Khotan is said to have broken the closely guarded Chinese silk monopoly in the 5th century. According to legend, a Chinese princess was instructed by the king to smuggle silk-moth eggs in her hairpiece, as frontier guards, however zealous, would never touch a lady's hair.

The front building houses offices, and possibly someone willing to show you around, but the surest way to see the center is to arrange a tour through CITS, who will also show you "their" traditional silk makers. You can view the entire mysterious process, from sorting and boiling the cocoons, to reeling off the thread -- typically 900m (2,950 ft.) long -- through to the final weaving into the wavelike ikat patterns characteristic of Khotan silk. While the primitive (and deafening) technology makes for a good tour, business is not good. A sign near the gate opens with a statement of the company's bold production targets, and ends with the modest objective, DON'T LOSE MONEY (bu kui). You'll find few tasteful products in the shop; buy your silk in a large city. This difference in tastes is nothing new.
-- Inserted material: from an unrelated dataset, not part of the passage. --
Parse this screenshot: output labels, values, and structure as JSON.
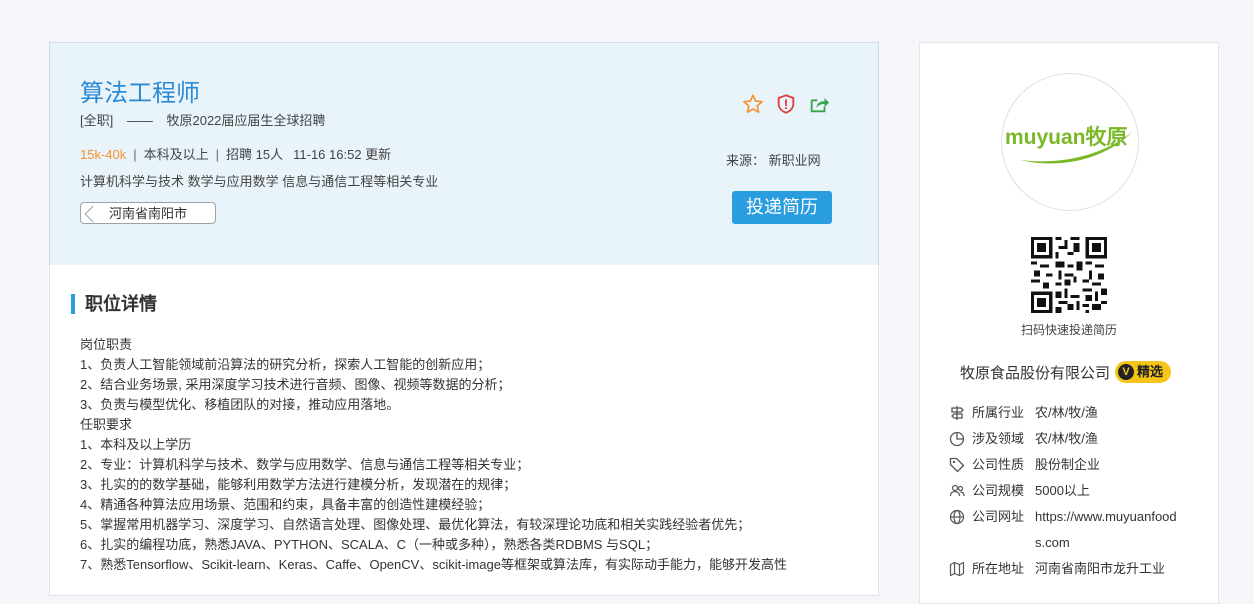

Chinese silk patterns were never in vogue among the Romans, who usually imported silk thread -- Plinius recorded that Chinese cloth would be unraveled and rewoven.